- [YOUR GOAL]: Would you retype the listing word for word, skipping its pictures?

- [AVAILABLE DATA]:
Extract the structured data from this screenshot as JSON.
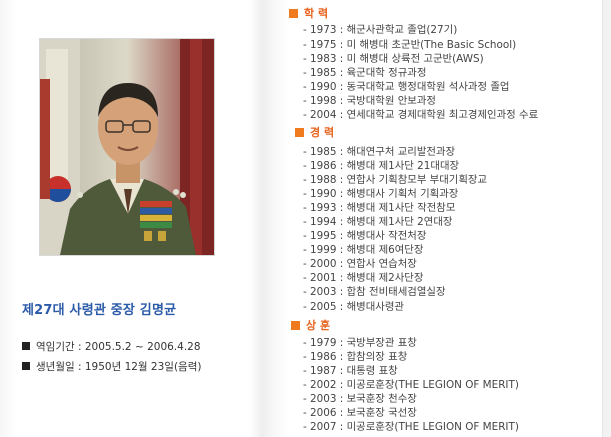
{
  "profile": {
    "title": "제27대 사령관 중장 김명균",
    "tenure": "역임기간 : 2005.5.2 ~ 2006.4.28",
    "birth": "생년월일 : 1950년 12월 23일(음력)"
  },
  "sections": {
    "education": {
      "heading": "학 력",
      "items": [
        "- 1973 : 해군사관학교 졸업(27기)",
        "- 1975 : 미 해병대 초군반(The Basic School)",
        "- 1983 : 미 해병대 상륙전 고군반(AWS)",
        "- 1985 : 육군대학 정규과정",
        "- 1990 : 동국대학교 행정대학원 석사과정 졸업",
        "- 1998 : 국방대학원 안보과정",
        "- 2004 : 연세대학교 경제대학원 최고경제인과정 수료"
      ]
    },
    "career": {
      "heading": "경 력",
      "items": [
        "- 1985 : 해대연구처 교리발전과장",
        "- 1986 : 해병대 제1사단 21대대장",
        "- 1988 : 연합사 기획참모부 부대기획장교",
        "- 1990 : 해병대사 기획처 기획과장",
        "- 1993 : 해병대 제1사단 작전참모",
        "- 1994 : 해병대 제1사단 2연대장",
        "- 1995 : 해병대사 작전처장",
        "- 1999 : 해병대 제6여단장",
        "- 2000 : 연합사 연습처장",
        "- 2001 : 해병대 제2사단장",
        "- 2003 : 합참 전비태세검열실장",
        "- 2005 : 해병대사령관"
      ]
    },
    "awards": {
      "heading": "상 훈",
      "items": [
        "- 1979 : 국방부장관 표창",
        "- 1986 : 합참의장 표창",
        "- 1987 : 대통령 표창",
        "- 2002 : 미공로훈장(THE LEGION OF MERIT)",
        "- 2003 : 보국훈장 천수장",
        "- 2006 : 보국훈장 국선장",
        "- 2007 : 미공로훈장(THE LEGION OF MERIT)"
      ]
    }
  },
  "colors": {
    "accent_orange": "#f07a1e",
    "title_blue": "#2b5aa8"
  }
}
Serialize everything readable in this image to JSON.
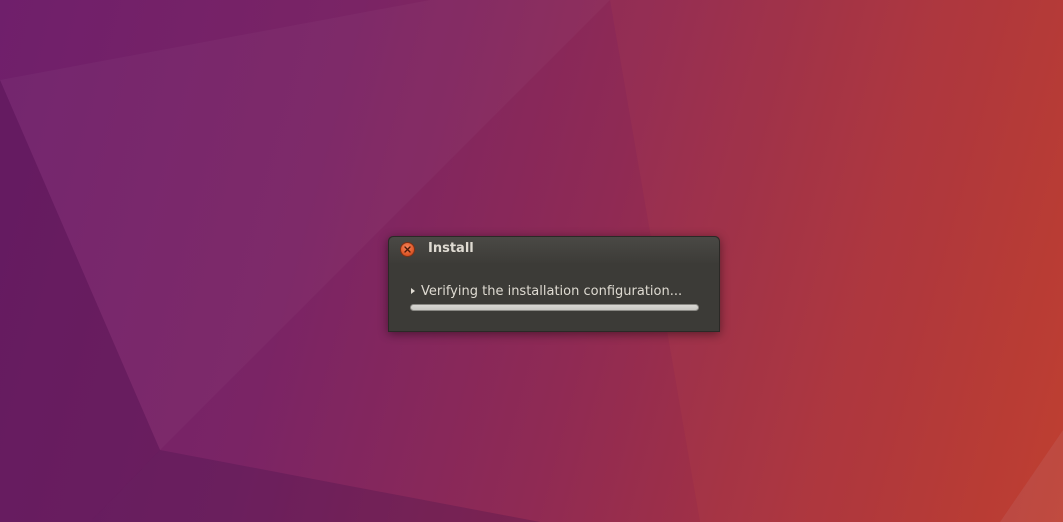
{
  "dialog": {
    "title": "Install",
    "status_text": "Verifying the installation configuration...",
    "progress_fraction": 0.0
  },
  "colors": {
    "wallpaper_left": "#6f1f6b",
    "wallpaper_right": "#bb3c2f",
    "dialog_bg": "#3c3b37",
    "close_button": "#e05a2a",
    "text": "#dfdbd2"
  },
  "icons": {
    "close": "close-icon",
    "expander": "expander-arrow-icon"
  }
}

- [EXPECTED OUTPUT]:
Extract the structured data from this screenshot as JSON.
{
  "profile": {
    "title": "제27대 사령관 중장 김명균",
    "tenure": "역임기간 : 2005.5.2 ~ 2006.4.28",
    "birth": "생년월일 : 1950년 12월 23일(음력)"
  },
  "sections": {
    "education": {
      "heading": "학 력",
      "items": [
        "- 1973 : 해군사관학교 졸업(27기)",
        "- 1975 : 미 해병대 초군반(The Basic School)",
        "- 1983 : 미 해병대 상륙전 고군반(AWS)",
        "- 1985 : 육군대학 정규과정",
        "- 1990 : 동국대학교 행정대학원 석사과정 졸업",
        "- 1998 : 국방대학원 안보과정",
        "- 2004 : 연세대학교 경제대학원 최고경제인과정 수료"
      ]
    },
    "career": {
      "heading": "경 력",
      "items": [
        "- 1985 : 해대연구처 교리발전과장",
        "- 1986 : 해병대 제1사단 21대대장",
        "- 1988 : 연합사 기획참모부 부대기획장교",
        "- 1990 : 해병대사 기획처 기획과장",
        "- 1993 : 해병대 제1사단 작전참모",
        "- 1994 : 해병대 제1사단 2연대장",
        "- 1995 : 해병대사 작전처장",
        "- 1999 : 해병대 제6여단장",
        "- 2000 : 연합사 연습처장",
        "- 2001 : 해병대 제2사단장",
        "- 2003 : 합참 전비태세검열실장",
        "- 2005 : 해병대사령관"
      ]
    },
    "awards": {
      "heading": "상 훈",
      "items": [
        "- 1979 : 국방부장관 표창",
        "- 1986 : 합참의장 표창",
        "- 1987 : 대통령 표창",
        "- 2002 : 미공로훈장(THE LEGION OF MERIT)",
        "- 2003 : 보국훈장 천수장",
        "- 2006 : 보국훈장 국선장",
        "- 2007 : 미공로훈장(THE LEGION OF MERIT)"
      ]
    }
  },
  "colors": {
    "accent_orange": "#f07a1e",
    "title_blue": "#2b5aa8"
  }
}
Serialize everything readable in this image to JSON.
{
  "dialog": {
    "title": "Install",
    "status_text": "Verifying the installation configuration...",
    "progress_fraction": 0.0
  },
  "colors": {
    "wallpaper_left": "#6f1f6b",
    "wallpaper_right": "#bb3c2f",
    "dialog_bg": "#3c3b37",
    "close_button": "#e05a2a",
    "text": "#dfdbd2"
  },
  "icons": {
    "close": "close-icon",
    "expander": "expander-arrow-icon"
  }
}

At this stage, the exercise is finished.